“I don’t think any of us really expected the scope of the communications challenges,” Johnston says. “One of the biggest problems was connecting with folks who no longer had a home phone, or even an operating cell phone.”

As one remedy, ExxonMobil set up an external website with resources for employees that could be accessed by cell phone or any computer.

Dow’s Chiasson says what worked during Hurricane Katrina didn’t necessarily work during the flood of 2016. As such, Dow’s plus/delta process will examine the effectiveness of established procedures in order to identify policies and processes that need changing or revising.

Dow also found communications to be one of the most significant initial challenges. “While we work a phone tree system during disasters, we’ve learned that social media is particularly useful in such situations,” she adds. “When the phone lines are out, sometimes they can still go to Facebook and see how to contact their supervisor. That’s how we were able to push out a lot of messages and get information back from our employees.”

She adds that other issues will be addressed in the coming months. “I think we’re looking at going about things differently when addressing mental health issues and homelessness that result from these events. It’s eight weeks later and people are nowhere near going back to their homes. What’s the long-term effect of that? That’s important to us.”

The financial burden

dow-1-eawBegun in the aftermath of Hurricane Katrina, the Baton Rouge Area Foundation’s Employees 1st program partners with companies provides cash grants to their employees facing unexpected difficulties. Employees are also encouraged to make tax-deductible donations to the fund.

The program expanded from just 10 employee assistance funds to 80 in the aftermath of the storm, as area businesses leaned upon the program to disseminate financial assistance to their employees.

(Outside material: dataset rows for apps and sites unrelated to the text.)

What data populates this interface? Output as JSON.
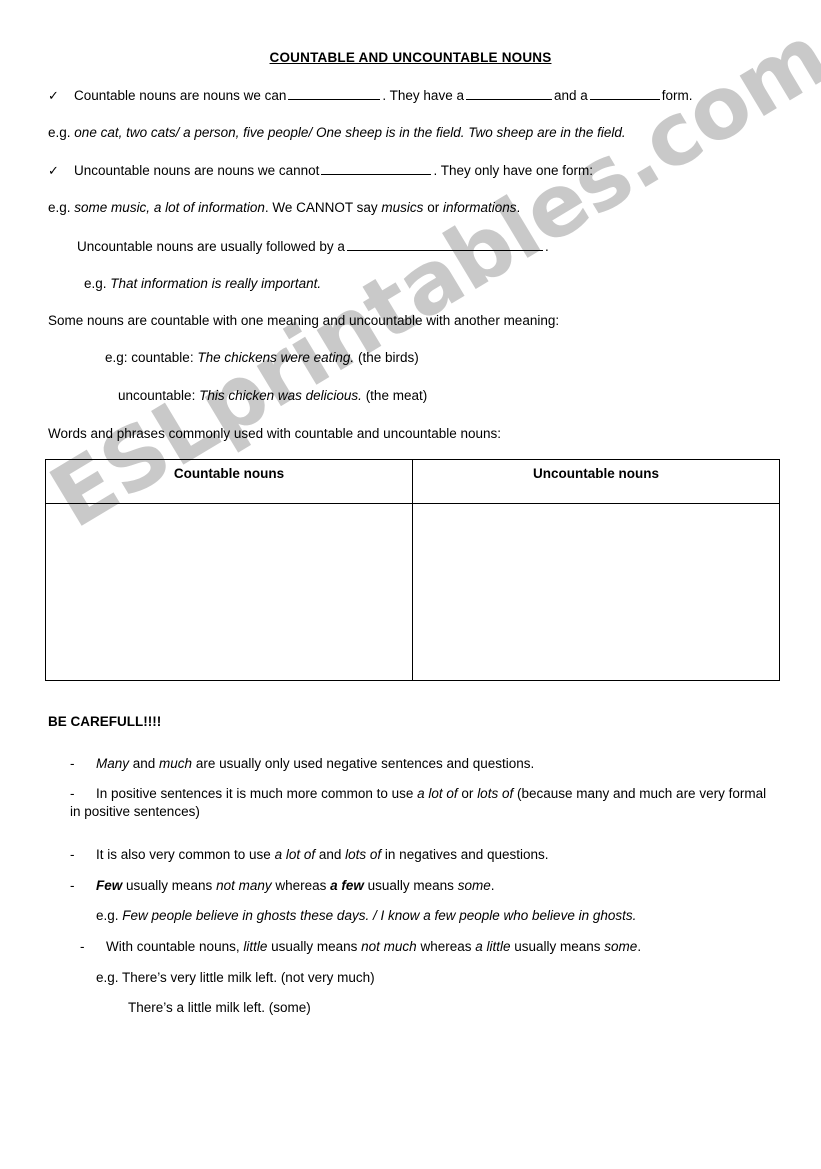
{
  "document": {
    "title": "COUNTABLE AND UNCOUNTABLE NOUNS",
    "watermark": "ESLprintables.com",
    "watermark_color": "#c9c9c9",
    "page_background": "#ffffff",
    "text_color": "#000000"
  },
  "section_countable": {
    "bullet_icon": "check-mark-icon",
    "bullet_glyph": "✓",
    "rule_part1": "Countable nouns are nouns we can",
    "rule_part2": ". They have a",
    "rule_part3": "and a",
    "rule_part4": "form.",
    "example_label": "e.g.",
    "example_text": "one cat, two cats/ a person, five people/ One sheep is in the field. Two sheep are in the field."
  },
  "section_uncountable": {
    "bullet_icon": "check-mark-icon",
    "bullet_glyph": "✓",
    "rule_part1": "Uncountable nouns are nouns we cannot",
    "rule_part2": ". They only have one form:",
    "example_label": "e.g.",
    "example_italic": "some music, a lot of information",
    "example_mid": ". We CANNOT say",
    "example_italic2": "musics",
    "example_or": "or",
    "example_italic3": "informations",
    "example_end": ".",
    "followed_by": "Uncountable nouns are usually followed by a",
    "followed_by_end": ".",
    "sub_example_label": "e.g.",
    "sub_example_text": "That information is really important."
  },
  "section_both": {
    "intro": "Some nouns are countable with one meaning and uncountable with another meaning:",
    "countable_label": "e.g: countable:",
    "countable_italic": "The chickens were eating.",
    "countable_gloss": "(the birds)",
    "uncountable_label": "uncountable:",
    "uncountable_italic": "This chicken was delicious.",
    "uncountable_gloss": "(the meat)",
    "table_intro": "Words and phrases commonly used with countable and uncountable nouns:"
  },
  "table": {
    "headers": [
      "Countable nouns",
      "Uncountable nouns"
    ],
    "rows": [
      [
        "",
        ""
      ]
    ]
  },
  "section_careful": {
    "heading": "BE CAREFULL!!!!",
    "dash_glyph": "-",
    "items": [
      {
        "id": "many-much",
        "parts": [
          {
            "t": "Many",
            "s": "i"
          },
          {
            "t": " and ",
            "s": "n"
          },
          {
            "t": "much",
            "s": "i"
          },
          {
            "t": " are usually only used negative sentences and questions.",
            "s": "n"
          }
        ]
      },
      {
        "id": "positive-sentences",
        "parts": [
          {
            "t": "In positive sentences it is much more common to use ",
            "s": "n"
          },
          {
            "t": "a lot of",
            "s": "i"
          },
          {
            "t": " or ",
            "s": "n"
          },
          {
            "t": "lots of",
            "s": "i"
          },
          {
            "t": " (because many and much are very formal in positive sentences)",
            "s": "n"
          }
        ]
      },
      {
        "id": "negatives-questions",
        "parts": [
          {
            "t": "It is also very common to use ",
            "s": "n"
          },
          {
            "t": "a lot of",
            "s": "i"
          },
          {
            "t": " and ",
            "s": "n"
          },
          {
            "t": "lots of",
            "s": "i"
          },
          {
            "t": " in negatives and questions.",
            "s": "n"
          }
        ]
      },
      {
        "id": "few-a-few",
        "parts": [
          {
            "t": "Few",
            "s": "bi"
          },
          {
            "t": " usually means ",
            "s": "n"
          },
          {
            "t": "not many",
            "s": "i"
          },
          {
            "t": " whereas ",
            "s": "n"
          },
          {
            "t": "a few",
            "s": "bi"
          },
          {
            "t": " usually means ",
            "s": "n"
          },
          {
            "t": "some",
            "s": "i"
          },
          {
            "t": ".",
            "s": "n"
          }
        ]
      }
    ],
    "few_example_label": "e.g.",
    "few_example_text": "Few people believe in ghosts these days. / I know a few people who believe in ghosts.",
    "little_item": {
      "id": "little-a-little",
      "parts": [
        {
          "t": "With countable nouns, ",
          "s": "n"
        },
        {
          "t": "little",
          "s": "i"
        },
        {
          "t": " usually means ",
          "s": "n"
        },
        {
          "t": "not much",
          "s": "i"
        },
        {
          "t": " whereas ",
          "s": "n"
        },
        {
          "t": "a little",
          "s": "i"
        },
        {
          "t": " usually means ",
          "s": "n"
        },
        {
          "t": "some",
          "s": "i"
        },
        {
          "t": ".",
          "s": "n"
        }
      ]
    },
    "little_example_1": "e.g. There’s very little milk left. (not very much)",
    "little_example_2": "There’s a little milk left. (some)"
  }
}
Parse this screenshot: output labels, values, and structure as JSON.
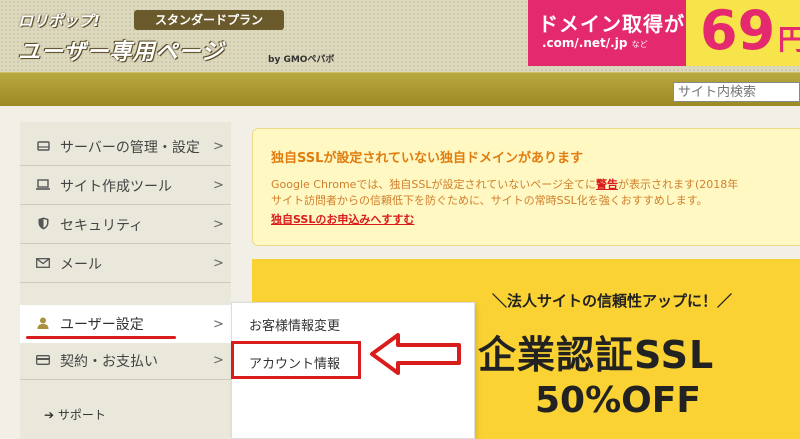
{
  "header": {
    "brand": "ロリポップ!",
    "plan": "スタンダードプラン",
    "portal_title": "ユーザー専用ページ",
    "gmo": "by GMOペパボ"
  },
  "promo": {
    "title": "ドメイン取得が",
    "tlds": ".com/.net/.jp",
    "suffix": "など",
    "price": "69",
    "unit": "円"
  },
  "search": {
    "placeholder": "サイト内検索"
  },
  "sidebar": {
    "items": [
      {
        "label": "サーバーの管理・設定",
        "icon": "server-icon"
      },
      {
        "label": "サイト作成ツール",
        "icon": "laptop-icon"
      },
      {
        "label": "セキュリティ",
        "icon": "shield-icon"
      },
      {
        "label": "メール",
        "icon": "mail-icon"
      },
      {
        "label": "ユーザー設定",
        "icon": "user-icon",
        "active": true
      },
      {
        "label": "契約・お支払い",
        "icon": "card-icon"
      }
    ],
    "support": "サポート"
  },
  "dropdown": {
    "items": [
      "お客様情報変更",
      "アカウント情報"
    ]
  },
  "alert": {
    "title": "独自SSLが設定されていない独自ドメインがあります",
    "body_line1_a": "Google Chromeでは、独自SSLが設定されていないページ全てに",
    "body_line1_link": "警告",
    "body_line1_b": "が表示されます(2018年",
    "body_line2": "サイト訪問者からの信頼低下を防ぐために、サイトの常時SSL化を強くおすすめします。",
    "cta": "独自SSLのお申込みへすすむ"
  },
  "ssl_banner": {
    "tagline": "＼法人サイトの信頼性アップに！／",
    "headline": "企業認証SSL",
    "discount": "50%OFF"
  },
  "colors": {
    "accent_red": "#d91c1c",
    "olive": "#9c8a26",
    "banner_yellow": "#fbd233",
    "promo_pink": "#e5296e"
  }
}
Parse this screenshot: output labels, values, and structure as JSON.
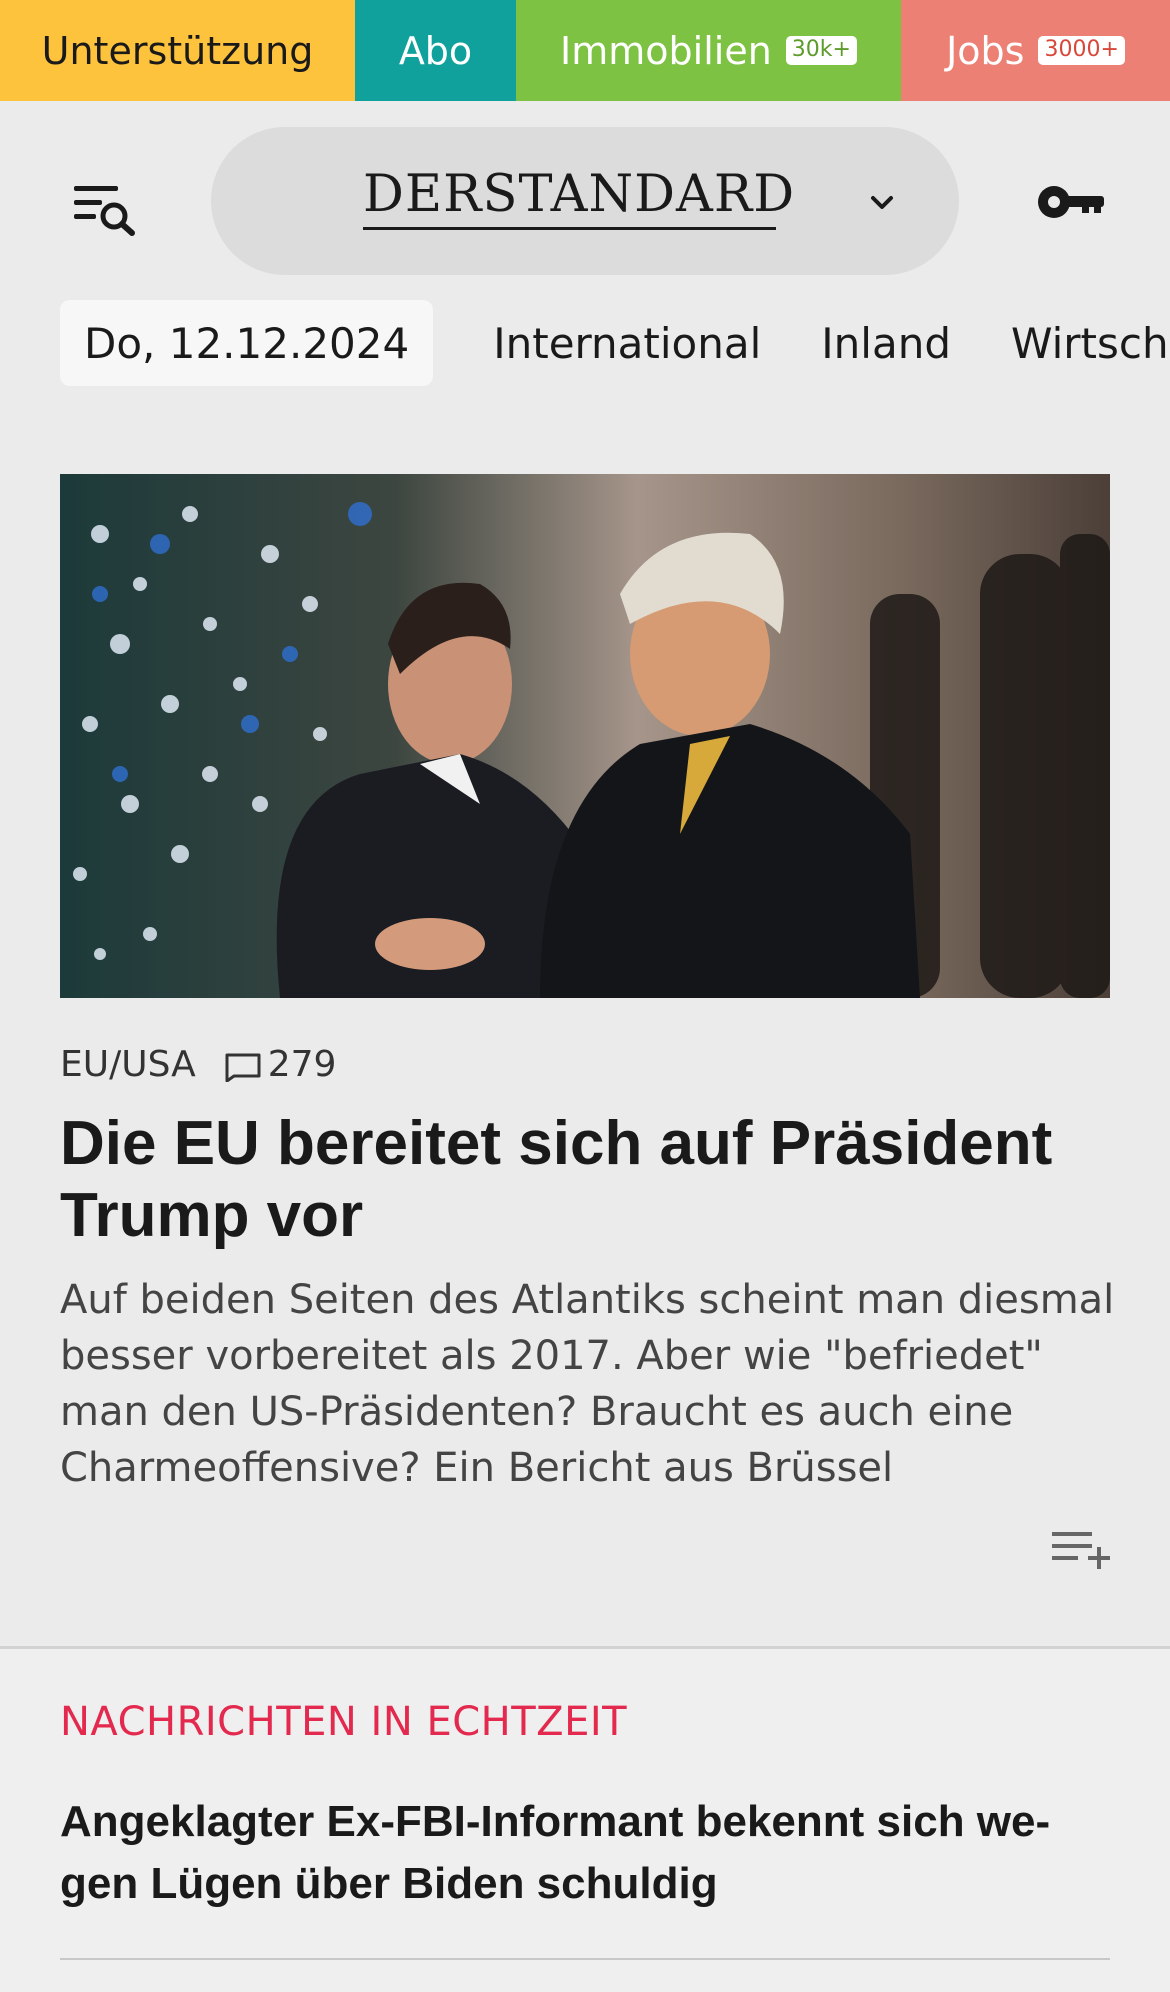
{
  "topbar": {
    "support": "Unterstützung",
    "abo": "Abo",
    "immobilien": "Immobilien",
    "immobilien_badge": "30k+",
    "jobs": "Jobs",
    "jobs_badge": "3000+",
    "colors": {
      "support": "#fdc33d",
      "abo": "#10a19c",
      "immobilien": "#7dc243",
      "jobs": "#ec8074"
    }
  },
  "header": {
    "logo": "DERSTANDARD",
    "menu_icon": "menu-search-icon",
    "chevron_icon": "chevron-down-icon",
    "key_icon": "key-icon"
  },
  "nav": {
    "date": "Do, 12.12.2024",
    "items": [
      "International",
      "Inland",
      "Wirtscha"
    ]
  },
  "article": {
    "image": "hero-photo-two-men-embracing",
    "kicker": "EU/USA",
    "comment_count": "279",
    "headline": "Die EU bereitet sich auf Präsident Trump vor",
    "teaser": "Auf beiden Seiten des Atlantiks scheint man diesmal besser vorbereitet als 2017. Aber wie \"befriedet\" man den US-Präsidenten? Braucht es auch eine Charmeoffensive? Ein Bericht aus Brüssel",
    "add_icon": "playlist-add-icon"
  },
  "realtime": {
    "label": "NACHRICHTEN IN ECHTZEIT",
    "label_color": "#e3294e",
    "headline": "Angeklagter Ex-FBI-Informant bekennt sich we-gen Lügen über Biden schuldig"
  }
}
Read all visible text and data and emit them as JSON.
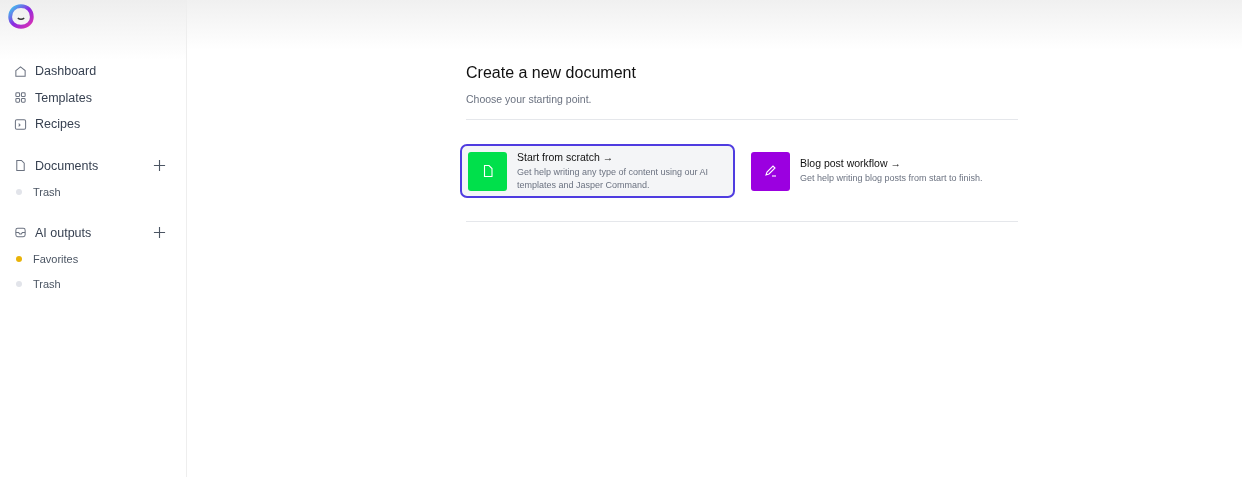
{
  "sidebar": {
    "nav": [
      {
        "label": "Dashboard",
        "kind": "home"
      },
      {
        "label": "Templates",
        "kind": "grid"
      },
      {
        "label": "Recipes",
        "kind": "terminal"
      }
    ],
    "sections": [
      {
        "label": "Documents",
        "kind": "doc",
        "items": [
          {
            "label": "Trash",
            "color": "#e2e4ea"
          }
        ]
      },
      {
        "label": "AI outputs",
        "kind": "inbox",
        "items": [
          {
            "label": "Favorites",
            "color": "#e9b308"
          },
          {
            "label": "Trash",
            "color": "#e2e4ea"
          }
        ]
      }
    ]
  },
  "main": {
    "title": "Create a new document",
    "subtitle": "Choose your starting point.",
    "options": [
      {
        "title": "Start from scratch →",
        "description": "Get help writing any type of content using our AI templates and Jasper Command.",
        "kind": "doc",
        "color": "#00e04b",
        "selected": true
      },
      {
        "title": "Blog post workflow →",
        "description": "Get help writing blog posts from start to finish.",
        "kind": "pen",
        "color": "#9b00e0",
        "selected": false
      }
    ]
  }
}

In the wake of the flood, numerous plants and industrial contractors have established Employees 1st accounts, some of which include Dow, Formosa Plastics, Georgia-Pacific, MexiChem, Pala Industrial Construction, Praxair and Associated Builders and Contractors Pelican Chapter. To get started, these companies made a minimum seed deposit of $10,000, then employees were encouraged to make a tax-deductible donation to build the coffers.

“Certainly, depending upon the employee base, sometimes you want to have more than that, but in general that’s the starting point,” says Elizabeth Hutchison, Employees 1st project manager at BRAF. “We have research data that helps us determine what we recommend keeping in the fund, and how many of their employees might face one of these qualifying incidents in a calendar year. We really work with each company based upon their needs, their employee base, and customize their fund according to their need.”

The funds are controlled entirely by BRAF within an investment portfolio managed by Goldman Sachs and J. P. Morgan.

Hutchison says the process works fairly quickly after an employee submits an on-line claim. “Within 48 hours they have an answer of ‘Yes, your incident qualifies,’ or it’s denied for whatever reason,” she adds. “Then within a week tops, if not sooner, you receive a check if approved.”

Originally published in the fourth quarter 2016 edition of 10/12 Industry Report